Brad: So why not just say that Jonah is symbolic too?
Ron: Because the Bible gives no reason to do so. The account is presented as history, not symbolism. Jesus obviously felt that Jonah’s story was factual. Also, Jehovah God had a good reason to perform the miracle that Jonah writes about.
Nancy: I never realized that. It helps a person to appreciate how important Jesus’ death and resurrection were to God.
Brad: I kind of like your approach, Ron.
Nancy: I like being able to believe the Bible because it makes sense, not just because somebody says you have to.
Ron: You know, at our Kingdom Hall we’re having a talk called “The Flood of Noah’s Day Has Meaning for Us.”
Brad: Now that’s something else I have questions about.
Nancy: I’d like to hear that talk.
Ron: You’re welcome to come.
Jehovah’s Witnesses believe the Bible and they are convinced that it is of real value for our day.

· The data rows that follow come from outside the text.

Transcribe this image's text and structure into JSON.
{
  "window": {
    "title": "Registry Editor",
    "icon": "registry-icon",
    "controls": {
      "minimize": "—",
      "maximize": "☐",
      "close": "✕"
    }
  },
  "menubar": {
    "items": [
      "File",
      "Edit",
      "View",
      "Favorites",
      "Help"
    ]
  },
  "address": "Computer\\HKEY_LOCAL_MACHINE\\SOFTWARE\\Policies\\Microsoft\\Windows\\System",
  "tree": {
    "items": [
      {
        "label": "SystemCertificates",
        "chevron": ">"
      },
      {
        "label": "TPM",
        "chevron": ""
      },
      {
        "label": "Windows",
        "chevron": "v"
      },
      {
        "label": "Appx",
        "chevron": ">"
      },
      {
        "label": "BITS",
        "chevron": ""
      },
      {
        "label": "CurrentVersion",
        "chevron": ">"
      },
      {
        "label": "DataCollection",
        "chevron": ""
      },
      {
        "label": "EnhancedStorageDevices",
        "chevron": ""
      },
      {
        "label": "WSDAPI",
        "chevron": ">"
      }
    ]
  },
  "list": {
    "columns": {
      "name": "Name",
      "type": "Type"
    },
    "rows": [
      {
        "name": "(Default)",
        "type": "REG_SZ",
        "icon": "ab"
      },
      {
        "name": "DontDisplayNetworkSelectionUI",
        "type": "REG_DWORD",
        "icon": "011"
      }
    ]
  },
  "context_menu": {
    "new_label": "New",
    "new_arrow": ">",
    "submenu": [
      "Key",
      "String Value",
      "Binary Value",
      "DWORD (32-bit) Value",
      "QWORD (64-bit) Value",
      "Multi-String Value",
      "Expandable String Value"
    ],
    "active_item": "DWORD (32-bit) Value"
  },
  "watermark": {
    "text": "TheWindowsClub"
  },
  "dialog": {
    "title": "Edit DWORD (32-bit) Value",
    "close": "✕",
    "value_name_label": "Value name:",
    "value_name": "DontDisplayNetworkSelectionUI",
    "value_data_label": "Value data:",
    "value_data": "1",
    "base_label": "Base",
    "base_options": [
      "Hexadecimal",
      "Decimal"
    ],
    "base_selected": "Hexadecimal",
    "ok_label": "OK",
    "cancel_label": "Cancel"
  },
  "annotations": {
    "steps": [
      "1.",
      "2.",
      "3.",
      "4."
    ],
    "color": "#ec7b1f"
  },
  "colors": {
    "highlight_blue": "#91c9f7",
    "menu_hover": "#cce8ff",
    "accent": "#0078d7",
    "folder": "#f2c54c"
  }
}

If you have questions about the Bible, why not contact them? They will be happy to help you.
1 Mammals of the World (third edition), Vol. II, 1975, page 1098.
3 Whales, E. J. Slipjer, University of Amsterdam, pages 276, 277.
4 Aid to Bible Understanding, Watchtower Bible and Tract Society, New York, 1971, page 1057.
5 The Fishes of South Australia, Edgar R. White, South Australian Museum, page 40.
6 Sharks and Survival, Perry Gilbert, Cornell University, page 13.
7 Australian Zoological Handbook, The Fishes of Australia, Gilbert Percy Whitley, Australian Museum, Part I—The Sharks, page 125.
8 The Natural History of Sharks, Richard M. Backus and Thomas H. Lineaweaver III, Andre Deutsch Ltd., London, 1970, page 111.
9 Ibid., page 113.
10 Sharks—The Silent Savages, Theo Brown, Little, Brown & Co., Boston & Toronto, 1973, page 40; Sea Fishes of Southern Africa, J. L. B. Smith, Rhodes University, page 49; Australian Zoological Handbook, page 106.
11 Natural History, November 1980, pages 112, 113.
12 Sharks—The Silent Savages, page 79, Australian Zoological Handbook, page 125.
13 Sharks—The Silent Savages, pages 79-81.
14 Australian Zoological Handbook, page 126 (footnote).
15 The Year of the Whale, Victor B. Scheffer, pages 84-86.
a Although this conversation has been dramatized, the arguments and facts discussed are real.
b 1 foot = .3 meter.
[Pictures on page 17]
Sperm whale, with gullet large enough to swallow a man
Great white shark—could easily have swallowed a human
[Pictures on page 19]
Jonah is linked with historical persons and places